The gap between theory and practice – germ theory had only recently gained traction and people were also worried about the side effects of typhoid inoculation – allowed disease to flourish in this, as in other conflicts, with preventive measures not being given sufficient attention, and the medics who promoted them often having a relatively lowly status. This article argues that the lesser status of medical officers allowed preventable diseases to flourish in the Boer War, and that the failure to learn from that experience meant that typhoid vaccination was still optional for British troops by 1914. Conan Doyle pressed the issue of inoculation but his testimonies to two Royal Commissions were perhaps tempered by emotion and political considerations, amidst public controversy about both the war itself and the medical services provided to the troops.
Medical and surgical advances, military discipline, immunization and antitoxins, and better hygiene and sanitation, all contributed to the well-known reduction in deaths due to disease less than two decades later, in World War 1. Nonetheless, in 1914 Britain was “abysmally prepared” for the war against disease, argued Professor Francis Cox in a Gresham College lecture in March. Disease had been crucial in the outcome of previous conflicts, with deaths from disease outnumbering those from combat, sometimes by as many as two to one. The military had not, in the past, been slow to understand the implications: in 1346, some Tartars seem to have catapaulted the bodies of plague victims over the walls of the besieged city of Kaffa on the Black Sea, and in North America in the 1760s, British General Lord Amherst considered sending smallpox-infected blankets to the enemy.
Despite this understanding, and against a background of numerous serious infectious diseases prevalent in Europe in the early twentieth century, Britain was not well prepared. Neither army doctors nor public health doctors were well respected, and many of the civilian doctors recruited into service had graduated in the 1880s, before general acceptance of the role of microbes in disease and were resistant to the idea that it was not the foetid conditions of the trenches that were responsible. Although on first appearance, combat deaths outnumbered deaths due to disease for the first time, this does not include those of the 50 million dead of Spanish ‘flu (plus those of other diseases) whose deaths resulted directly from the war. The end of the war provided the ideal conditions for the spread of disease, and Professor Cox argued that, tragically, many of these conditions were self-made. Too much attention was paid to getting the wounded fit enough to return to duty, and not enough to simple disease prevention measures, for the war on disease to be truly won.
Conan Doyle would have agreed I think.
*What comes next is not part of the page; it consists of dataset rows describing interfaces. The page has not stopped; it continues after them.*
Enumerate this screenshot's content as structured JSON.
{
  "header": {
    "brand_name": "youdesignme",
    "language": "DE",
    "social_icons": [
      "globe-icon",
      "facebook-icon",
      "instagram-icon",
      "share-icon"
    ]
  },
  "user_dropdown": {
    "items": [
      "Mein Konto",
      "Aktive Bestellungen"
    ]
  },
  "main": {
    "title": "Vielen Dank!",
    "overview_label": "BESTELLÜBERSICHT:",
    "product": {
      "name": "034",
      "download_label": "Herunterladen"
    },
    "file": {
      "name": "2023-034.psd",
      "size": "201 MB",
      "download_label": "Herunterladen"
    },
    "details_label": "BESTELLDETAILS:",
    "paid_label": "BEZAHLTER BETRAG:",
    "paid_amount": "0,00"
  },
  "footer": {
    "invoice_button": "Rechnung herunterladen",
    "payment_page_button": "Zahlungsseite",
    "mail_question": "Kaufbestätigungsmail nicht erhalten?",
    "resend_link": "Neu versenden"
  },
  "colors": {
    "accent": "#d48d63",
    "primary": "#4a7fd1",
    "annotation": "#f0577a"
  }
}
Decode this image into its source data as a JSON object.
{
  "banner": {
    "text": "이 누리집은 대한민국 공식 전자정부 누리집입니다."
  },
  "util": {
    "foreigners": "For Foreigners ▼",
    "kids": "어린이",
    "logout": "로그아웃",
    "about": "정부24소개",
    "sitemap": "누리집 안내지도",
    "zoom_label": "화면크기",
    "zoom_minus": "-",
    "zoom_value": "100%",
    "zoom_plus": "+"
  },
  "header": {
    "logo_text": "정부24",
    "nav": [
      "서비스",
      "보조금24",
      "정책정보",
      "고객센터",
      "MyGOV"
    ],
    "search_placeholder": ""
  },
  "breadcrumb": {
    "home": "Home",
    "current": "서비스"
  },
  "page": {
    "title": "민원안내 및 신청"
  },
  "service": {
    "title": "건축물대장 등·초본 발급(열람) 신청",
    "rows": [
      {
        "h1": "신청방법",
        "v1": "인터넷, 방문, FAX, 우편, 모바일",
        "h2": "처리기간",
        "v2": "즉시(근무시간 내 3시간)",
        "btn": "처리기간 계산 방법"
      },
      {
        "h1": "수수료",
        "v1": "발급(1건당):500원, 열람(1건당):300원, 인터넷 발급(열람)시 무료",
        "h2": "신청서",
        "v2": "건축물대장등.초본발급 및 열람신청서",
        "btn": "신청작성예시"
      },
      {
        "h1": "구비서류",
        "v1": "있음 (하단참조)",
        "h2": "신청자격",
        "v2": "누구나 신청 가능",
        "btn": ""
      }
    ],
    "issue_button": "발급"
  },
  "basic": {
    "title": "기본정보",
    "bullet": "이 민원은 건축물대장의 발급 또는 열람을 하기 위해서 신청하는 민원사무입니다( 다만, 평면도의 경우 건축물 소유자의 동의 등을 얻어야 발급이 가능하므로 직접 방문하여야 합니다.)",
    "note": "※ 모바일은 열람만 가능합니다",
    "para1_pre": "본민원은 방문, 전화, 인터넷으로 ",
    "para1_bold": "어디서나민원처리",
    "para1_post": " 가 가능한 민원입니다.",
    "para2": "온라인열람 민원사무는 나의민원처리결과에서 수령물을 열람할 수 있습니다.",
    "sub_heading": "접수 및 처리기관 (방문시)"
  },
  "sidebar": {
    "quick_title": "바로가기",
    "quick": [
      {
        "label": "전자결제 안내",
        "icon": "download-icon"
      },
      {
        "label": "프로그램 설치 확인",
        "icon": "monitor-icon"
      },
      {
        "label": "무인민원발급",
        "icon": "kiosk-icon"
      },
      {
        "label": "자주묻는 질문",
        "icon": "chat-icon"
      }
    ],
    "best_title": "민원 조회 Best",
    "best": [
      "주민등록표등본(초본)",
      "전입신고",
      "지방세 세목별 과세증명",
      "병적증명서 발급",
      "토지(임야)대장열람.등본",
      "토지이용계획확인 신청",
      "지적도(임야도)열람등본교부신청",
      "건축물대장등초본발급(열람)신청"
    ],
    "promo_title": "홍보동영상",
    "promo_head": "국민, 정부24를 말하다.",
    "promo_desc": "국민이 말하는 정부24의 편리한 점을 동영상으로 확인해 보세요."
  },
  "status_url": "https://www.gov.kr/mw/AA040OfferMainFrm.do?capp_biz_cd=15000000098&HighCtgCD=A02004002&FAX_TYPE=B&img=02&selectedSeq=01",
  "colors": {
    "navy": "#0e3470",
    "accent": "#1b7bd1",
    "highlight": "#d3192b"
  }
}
In his tome, The Great Boer War, written soon after his return from the conflict, Doyle writes of the more than 1000 graves in the cemetery due to typhoid, saying:
With precautions and with inoculation all those lives might have been saved.
Cirillo VJ. Arthur Conan Doyle (1859–1930): Physician during the typhoid epidemic in the Anglo-Boer War (1899–1902). J Med Biogr 2014; 22(1): 2-8, accessed 15 June 2014.
Cox F. Transcript of lecture The First World War: Disease, the Only Victor, delivered at the Museum of London 10 March 2014, website accessed 16 June 2014.
Doyle AC. The war in South Africa: the epidemic of enteric fever at Bloemfontein. Letter to the editor, BMJ 1900; 2: 49-50, accessed 16 June 2014.
Doyle AC. The Great Boer War, first edition 1900, Chapter 22 accessed 16 June 2014.
Doyle AC. Memories and Adventures, first published by Hodder and Stoughton, London, 1924. Project Gutenberg of Australia ebook, downloaded 12 June 2014.
Murray CK, Hinkle MK and Yun HC. History of infections associated with combat-related injuries. J Trauma Inj Infection Crit Care 2008; 64:S221–S231, accessed 16 June 2014.
Rodin AE and Key JD. Sir William Osler and Sir Arthur Conan Doyle: Medical humanists. Hum Med Healthcare 1990; 6(1), accessed 16 June 2014.
Ziegler M. Plague at the Siege of Caffa, 1346. Contagions blog 2012, accessed 16 June 2014.